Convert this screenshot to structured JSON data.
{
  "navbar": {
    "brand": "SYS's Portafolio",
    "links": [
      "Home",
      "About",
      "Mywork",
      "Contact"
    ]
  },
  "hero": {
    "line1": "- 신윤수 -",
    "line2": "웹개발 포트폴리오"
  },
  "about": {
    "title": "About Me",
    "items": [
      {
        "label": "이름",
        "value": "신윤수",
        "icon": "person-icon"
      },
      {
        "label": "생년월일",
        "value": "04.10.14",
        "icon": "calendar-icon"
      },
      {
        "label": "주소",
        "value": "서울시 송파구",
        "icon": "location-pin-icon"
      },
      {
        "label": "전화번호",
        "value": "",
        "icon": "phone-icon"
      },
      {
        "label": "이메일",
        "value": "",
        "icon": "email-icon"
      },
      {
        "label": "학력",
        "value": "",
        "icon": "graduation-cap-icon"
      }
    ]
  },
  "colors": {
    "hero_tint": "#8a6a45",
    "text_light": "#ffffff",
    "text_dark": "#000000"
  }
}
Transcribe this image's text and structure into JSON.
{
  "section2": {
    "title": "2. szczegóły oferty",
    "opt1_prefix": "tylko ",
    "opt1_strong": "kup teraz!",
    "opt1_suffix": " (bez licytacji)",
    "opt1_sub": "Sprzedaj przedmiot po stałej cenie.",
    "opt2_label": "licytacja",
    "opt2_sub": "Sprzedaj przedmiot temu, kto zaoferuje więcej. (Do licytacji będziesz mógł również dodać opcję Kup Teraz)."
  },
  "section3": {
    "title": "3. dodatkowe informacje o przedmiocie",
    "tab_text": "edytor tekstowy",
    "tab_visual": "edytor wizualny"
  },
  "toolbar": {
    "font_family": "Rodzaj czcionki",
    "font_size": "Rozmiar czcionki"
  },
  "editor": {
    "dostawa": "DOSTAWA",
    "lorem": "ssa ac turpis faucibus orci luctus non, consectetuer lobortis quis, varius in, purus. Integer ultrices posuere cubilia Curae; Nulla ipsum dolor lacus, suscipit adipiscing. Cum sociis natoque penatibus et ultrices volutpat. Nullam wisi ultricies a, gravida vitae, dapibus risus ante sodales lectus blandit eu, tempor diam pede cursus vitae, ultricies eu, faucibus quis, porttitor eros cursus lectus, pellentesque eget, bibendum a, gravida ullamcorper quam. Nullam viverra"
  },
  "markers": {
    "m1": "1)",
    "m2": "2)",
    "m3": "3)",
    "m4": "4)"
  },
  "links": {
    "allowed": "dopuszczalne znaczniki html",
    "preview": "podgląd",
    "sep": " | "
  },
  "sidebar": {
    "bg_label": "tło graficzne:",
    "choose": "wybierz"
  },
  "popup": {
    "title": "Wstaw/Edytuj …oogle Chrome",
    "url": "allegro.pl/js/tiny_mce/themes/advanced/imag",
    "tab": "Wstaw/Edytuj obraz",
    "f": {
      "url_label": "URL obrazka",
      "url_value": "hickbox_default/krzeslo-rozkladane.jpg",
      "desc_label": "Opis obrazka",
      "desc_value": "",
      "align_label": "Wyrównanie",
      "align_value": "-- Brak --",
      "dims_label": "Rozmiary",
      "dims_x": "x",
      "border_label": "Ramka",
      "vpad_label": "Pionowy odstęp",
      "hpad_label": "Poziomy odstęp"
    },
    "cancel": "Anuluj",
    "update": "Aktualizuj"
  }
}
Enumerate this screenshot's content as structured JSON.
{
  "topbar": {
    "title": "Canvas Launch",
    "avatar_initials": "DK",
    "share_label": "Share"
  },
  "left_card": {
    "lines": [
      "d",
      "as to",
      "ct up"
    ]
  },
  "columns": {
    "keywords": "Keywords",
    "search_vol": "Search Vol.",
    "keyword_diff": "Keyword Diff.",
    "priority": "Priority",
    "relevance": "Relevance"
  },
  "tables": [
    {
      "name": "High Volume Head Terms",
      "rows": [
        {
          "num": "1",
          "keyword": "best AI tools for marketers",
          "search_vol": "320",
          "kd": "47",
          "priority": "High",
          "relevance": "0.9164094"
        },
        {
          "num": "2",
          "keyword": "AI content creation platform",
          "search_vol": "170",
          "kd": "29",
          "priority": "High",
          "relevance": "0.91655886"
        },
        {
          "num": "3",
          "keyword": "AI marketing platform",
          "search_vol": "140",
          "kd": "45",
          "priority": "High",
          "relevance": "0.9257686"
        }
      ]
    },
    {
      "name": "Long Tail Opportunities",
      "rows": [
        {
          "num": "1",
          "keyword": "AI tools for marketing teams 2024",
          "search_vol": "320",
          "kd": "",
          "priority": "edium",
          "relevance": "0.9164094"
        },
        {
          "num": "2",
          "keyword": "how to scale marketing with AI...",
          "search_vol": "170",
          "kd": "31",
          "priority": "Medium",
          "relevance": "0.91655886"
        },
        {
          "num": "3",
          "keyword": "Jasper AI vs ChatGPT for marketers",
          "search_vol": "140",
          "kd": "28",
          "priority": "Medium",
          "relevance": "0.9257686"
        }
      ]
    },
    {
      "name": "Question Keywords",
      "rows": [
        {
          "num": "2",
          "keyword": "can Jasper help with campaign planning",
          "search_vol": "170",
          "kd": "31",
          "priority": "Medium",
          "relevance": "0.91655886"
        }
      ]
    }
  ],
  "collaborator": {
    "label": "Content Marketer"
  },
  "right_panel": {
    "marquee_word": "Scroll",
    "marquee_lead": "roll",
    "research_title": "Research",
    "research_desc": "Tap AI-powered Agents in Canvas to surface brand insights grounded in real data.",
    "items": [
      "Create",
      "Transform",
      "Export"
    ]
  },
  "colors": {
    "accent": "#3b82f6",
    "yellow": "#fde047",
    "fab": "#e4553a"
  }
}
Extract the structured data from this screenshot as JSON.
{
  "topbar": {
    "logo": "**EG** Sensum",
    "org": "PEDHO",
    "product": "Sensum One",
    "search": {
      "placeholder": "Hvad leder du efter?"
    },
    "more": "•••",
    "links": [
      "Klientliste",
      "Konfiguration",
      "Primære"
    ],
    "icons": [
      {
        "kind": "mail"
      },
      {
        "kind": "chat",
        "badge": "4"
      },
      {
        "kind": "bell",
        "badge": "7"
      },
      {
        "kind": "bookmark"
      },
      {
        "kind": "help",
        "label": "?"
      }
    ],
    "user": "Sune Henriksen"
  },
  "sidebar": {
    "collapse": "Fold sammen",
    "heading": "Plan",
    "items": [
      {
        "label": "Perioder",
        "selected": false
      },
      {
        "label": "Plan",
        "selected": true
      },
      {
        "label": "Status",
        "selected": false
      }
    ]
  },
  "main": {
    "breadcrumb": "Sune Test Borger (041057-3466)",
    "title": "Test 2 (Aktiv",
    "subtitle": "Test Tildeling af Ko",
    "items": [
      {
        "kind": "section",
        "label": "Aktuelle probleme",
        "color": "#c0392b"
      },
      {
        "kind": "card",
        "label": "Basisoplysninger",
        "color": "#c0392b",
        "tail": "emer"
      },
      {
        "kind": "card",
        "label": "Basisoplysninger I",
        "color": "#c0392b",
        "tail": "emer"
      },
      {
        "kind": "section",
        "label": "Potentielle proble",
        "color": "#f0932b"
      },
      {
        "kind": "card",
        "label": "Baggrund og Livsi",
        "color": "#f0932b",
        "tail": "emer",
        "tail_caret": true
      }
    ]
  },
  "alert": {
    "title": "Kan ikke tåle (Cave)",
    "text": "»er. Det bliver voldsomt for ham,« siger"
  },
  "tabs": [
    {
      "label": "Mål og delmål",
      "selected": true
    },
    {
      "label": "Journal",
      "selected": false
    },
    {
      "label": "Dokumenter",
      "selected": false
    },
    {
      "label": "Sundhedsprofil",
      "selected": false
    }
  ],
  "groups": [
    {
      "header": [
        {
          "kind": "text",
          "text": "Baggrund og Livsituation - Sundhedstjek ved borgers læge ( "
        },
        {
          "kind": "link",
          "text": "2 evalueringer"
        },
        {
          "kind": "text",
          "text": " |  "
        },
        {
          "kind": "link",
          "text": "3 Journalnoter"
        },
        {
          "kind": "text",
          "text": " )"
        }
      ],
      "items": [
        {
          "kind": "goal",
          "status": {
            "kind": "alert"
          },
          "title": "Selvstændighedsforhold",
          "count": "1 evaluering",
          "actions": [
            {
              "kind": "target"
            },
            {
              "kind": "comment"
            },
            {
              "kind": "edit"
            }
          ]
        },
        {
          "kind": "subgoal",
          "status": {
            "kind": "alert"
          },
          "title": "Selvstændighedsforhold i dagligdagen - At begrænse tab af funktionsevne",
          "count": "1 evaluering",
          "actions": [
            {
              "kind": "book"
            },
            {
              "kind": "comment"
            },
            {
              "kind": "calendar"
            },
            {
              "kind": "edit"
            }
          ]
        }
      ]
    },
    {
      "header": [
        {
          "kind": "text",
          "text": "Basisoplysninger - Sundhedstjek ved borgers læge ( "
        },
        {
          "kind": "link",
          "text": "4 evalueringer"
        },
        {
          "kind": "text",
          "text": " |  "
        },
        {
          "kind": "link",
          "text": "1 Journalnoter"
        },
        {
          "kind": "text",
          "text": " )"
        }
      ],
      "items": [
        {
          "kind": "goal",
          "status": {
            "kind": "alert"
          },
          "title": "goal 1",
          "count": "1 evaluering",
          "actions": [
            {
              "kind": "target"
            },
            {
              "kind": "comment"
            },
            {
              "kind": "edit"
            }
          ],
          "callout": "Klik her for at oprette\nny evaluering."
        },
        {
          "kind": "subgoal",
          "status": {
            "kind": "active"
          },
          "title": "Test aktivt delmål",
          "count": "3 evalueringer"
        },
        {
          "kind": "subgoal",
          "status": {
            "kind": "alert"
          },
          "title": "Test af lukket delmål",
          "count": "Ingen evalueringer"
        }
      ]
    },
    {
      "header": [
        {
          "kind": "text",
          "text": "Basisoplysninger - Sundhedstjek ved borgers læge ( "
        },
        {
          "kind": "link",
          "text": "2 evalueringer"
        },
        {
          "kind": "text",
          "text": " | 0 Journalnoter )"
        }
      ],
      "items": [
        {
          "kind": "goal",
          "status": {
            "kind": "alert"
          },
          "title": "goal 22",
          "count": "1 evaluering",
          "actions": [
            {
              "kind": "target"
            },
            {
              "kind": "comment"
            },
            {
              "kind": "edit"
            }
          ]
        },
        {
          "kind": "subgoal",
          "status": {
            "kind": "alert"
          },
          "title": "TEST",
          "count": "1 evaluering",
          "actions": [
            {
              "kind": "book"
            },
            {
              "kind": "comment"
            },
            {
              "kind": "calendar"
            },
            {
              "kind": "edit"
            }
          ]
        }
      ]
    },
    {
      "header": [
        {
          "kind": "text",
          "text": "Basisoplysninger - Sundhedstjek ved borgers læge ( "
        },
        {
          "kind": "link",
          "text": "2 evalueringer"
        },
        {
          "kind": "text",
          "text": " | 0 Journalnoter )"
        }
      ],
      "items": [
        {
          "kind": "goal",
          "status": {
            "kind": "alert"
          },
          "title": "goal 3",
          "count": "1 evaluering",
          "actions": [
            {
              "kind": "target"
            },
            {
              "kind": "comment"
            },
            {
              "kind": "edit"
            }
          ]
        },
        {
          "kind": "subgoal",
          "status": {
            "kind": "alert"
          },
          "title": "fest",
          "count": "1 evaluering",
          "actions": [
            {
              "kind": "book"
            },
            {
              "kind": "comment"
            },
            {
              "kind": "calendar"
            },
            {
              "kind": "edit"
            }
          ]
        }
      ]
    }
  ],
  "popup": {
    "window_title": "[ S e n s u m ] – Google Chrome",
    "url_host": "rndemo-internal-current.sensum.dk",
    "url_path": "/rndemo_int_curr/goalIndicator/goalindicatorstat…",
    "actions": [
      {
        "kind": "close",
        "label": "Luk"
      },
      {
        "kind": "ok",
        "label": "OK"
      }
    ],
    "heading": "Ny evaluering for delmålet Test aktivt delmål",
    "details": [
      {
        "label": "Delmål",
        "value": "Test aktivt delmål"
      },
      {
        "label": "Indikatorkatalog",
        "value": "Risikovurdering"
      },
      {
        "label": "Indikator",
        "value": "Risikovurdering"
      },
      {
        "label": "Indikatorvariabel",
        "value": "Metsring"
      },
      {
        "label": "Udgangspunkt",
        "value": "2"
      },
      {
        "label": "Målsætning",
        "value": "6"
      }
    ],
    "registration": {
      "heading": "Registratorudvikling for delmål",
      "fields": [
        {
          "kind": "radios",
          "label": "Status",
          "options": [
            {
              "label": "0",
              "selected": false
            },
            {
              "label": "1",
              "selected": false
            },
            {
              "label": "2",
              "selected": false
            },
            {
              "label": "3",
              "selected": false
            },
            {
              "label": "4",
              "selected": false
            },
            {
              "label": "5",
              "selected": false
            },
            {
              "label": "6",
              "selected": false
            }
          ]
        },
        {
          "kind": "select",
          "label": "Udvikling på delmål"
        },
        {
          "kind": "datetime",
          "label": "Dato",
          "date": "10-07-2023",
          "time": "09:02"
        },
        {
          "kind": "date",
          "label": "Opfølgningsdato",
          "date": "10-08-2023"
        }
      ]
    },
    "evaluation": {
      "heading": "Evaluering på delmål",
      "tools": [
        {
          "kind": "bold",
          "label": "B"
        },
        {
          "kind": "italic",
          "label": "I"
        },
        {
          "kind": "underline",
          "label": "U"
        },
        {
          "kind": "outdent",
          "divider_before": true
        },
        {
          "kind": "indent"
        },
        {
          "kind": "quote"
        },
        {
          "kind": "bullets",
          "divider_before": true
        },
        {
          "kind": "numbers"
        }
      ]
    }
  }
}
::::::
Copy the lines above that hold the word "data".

Finished exercise =>
Convert this screenshot to structured JSON data.
    "research_desc": "Tap AI-powered Agents in Canvas to surface brand insights grounded in real data.",
Extract the structured data from this screenshot as JSON.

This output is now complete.